Tony Hwang never doubted that education was the key to success in America, just as it was in his native Taiwan. It wasn’t until he started his college career at Cornell University that he realized just how special an opportunity he had and the sacrifices that was required to make a difference.
“The admissions director brought me into his office and told me, ‘You have a responsibility to make a difference,'” Hwang said.
Hwang, 44, said his chance to make the biggest difference to the most people in his community is NOW. The Fairfield resident is the Republican nominee to challenge for the 134th District State Representative seat, which includes parts of Trumbull and Fairfield.
Hwang graduated from Cornell University with a degree in labor relations and runs a successful real estate business affiliated with (Coldwell Banker) Real Estate Company. Tony currently serves on the Fairfield Representative Town Meeting (similar to Trumbull Town Council), where he is a member of the education and recreation committee and past vice chairman of public works committee.
“For me, coming to this country and having the opportunity for a better quality of life has been a tremendous gift,” Hwang said. “Now, I want a chance to give others a chance to succeed.”
Hwang said the biggest issues he sees facing the district are TAXES and the single party control that the Democrats have in Hartford. With one party calling the shots, the taxpayers lose out.
“My parents came to this country to escape the rule of the Communist Party and (Martial Law),” he said. “Single party rule is simply bad government.”
For example, Hwang said he recently drove to Hartford to observe a special session on revising the state’s gasoline tax. At 57 cents per gallon, only 10 states tax gas more. Also, the state’s $.37 tax on diesel fuel, which fuels most commercial trucks, is the nation’s second-highest.
Attending the session, though, was an eye-opener, Hwang said.
“The session began at 10 a.m., and the speaker called a recess – soon after convening the legislative session,” Hwang said.
Leaving the gallery shortly after noon, Hwang said he overheard the legislative leadership telling their caucus members to order dinner. The session resumed after 8 p.m that evening.
Such is life in Hartford and another example of inefficiency when one party controls both the state House and Senate, he said.
Closer to home, Hwang said TAXES and unfunded state mandates would lead his agenda should he win.
“I have walked through the towns every day, and one thing that is clear is that people love their community, but they are SCARED,” he said. “They wonder if they are going to be able to afford to live in town and if they will be able to pay their taxes once they retire.”

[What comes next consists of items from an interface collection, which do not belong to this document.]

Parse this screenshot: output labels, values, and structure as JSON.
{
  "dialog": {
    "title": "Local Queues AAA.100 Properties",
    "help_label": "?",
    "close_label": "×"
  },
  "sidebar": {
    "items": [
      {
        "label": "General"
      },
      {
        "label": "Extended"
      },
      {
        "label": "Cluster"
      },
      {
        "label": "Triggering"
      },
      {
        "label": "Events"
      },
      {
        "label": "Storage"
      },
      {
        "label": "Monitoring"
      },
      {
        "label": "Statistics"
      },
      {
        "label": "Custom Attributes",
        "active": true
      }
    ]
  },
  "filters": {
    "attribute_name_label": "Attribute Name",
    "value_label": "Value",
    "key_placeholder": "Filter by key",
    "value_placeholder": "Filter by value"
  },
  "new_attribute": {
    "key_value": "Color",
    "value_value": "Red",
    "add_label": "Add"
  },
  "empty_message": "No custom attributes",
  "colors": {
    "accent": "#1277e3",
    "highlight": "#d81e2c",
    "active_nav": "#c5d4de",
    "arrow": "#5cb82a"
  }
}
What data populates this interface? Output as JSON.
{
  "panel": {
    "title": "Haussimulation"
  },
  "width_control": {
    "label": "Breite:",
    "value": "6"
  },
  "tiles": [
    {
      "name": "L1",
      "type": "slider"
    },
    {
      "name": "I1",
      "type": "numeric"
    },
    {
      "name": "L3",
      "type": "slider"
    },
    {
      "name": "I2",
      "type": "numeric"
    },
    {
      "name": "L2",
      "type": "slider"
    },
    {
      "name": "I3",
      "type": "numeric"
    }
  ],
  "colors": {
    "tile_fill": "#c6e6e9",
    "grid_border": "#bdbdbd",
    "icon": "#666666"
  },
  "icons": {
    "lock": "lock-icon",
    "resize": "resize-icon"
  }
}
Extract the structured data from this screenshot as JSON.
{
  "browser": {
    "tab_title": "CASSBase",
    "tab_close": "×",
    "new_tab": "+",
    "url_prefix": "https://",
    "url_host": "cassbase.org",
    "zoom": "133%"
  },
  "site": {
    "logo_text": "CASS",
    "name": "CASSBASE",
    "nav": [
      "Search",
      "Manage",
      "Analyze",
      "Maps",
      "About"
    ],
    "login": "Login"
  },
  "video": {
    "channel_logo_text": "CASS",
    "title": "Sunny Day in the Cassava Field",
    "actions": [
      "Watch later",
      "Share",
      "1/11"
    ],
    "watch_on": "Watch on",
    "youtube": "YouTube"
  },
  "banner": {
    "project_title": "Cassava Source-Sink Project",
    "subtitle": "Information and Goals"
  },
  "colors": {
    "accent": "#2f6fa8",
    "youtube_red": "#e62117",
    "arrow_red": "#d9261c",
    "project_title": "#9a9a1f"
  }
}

The key to cutting taxes is controlling costs, particularly education costs that make up the bulk of town property taxes. State assistance in the form of Educational Cost Sharing, also tends to shift the cost of education from the cities to the suburbs.
“The ECS formula results in Fairfield getting $.05 for every dollar its residents send to Hartford,” Hwang said. “For Trumbull, it’s $.07. This is a tremendous legislative burden that more people need to be aware of.”
For the Legislature to impose such a tax burden on Trumbull residents, who already fund the Trumbull schools, is fundamentally unfair, Hwang said.
“It’s just too much government and too little accountability and transparency,” he said.
The recent trend of stagnant Grand List growth and rising property taxes is also something Hwang said he is uniquely qualified to handle.
“Owning my own real estate business at (Coldwell Banker), I talk to people looking to move into town or move out of town every day,” he said. “Most people suffer in silence, until they feel like they have been pushed against a wall, then they leave.”
To stem the flow of residents to other states, Hwang said he supports the Learn Here, Live Here legislation, which has been stalled in Hartford for two years. Under the bill, the state would divert the income taxes of college graduates into a personal savings account that the individuals could then use as a down payment when they purchased their first home.
“This gets rid of brain drain, makes buying a home more affordable and keeps these young people in the state’s economy,” Hwang said. “When they set down roots here, they build our economy. We need to have them living here, working here, because once they buy a home in another state, they never come back.”
By Donald Eng
Reprinted from “The Trumbull Times” © Copyright 2008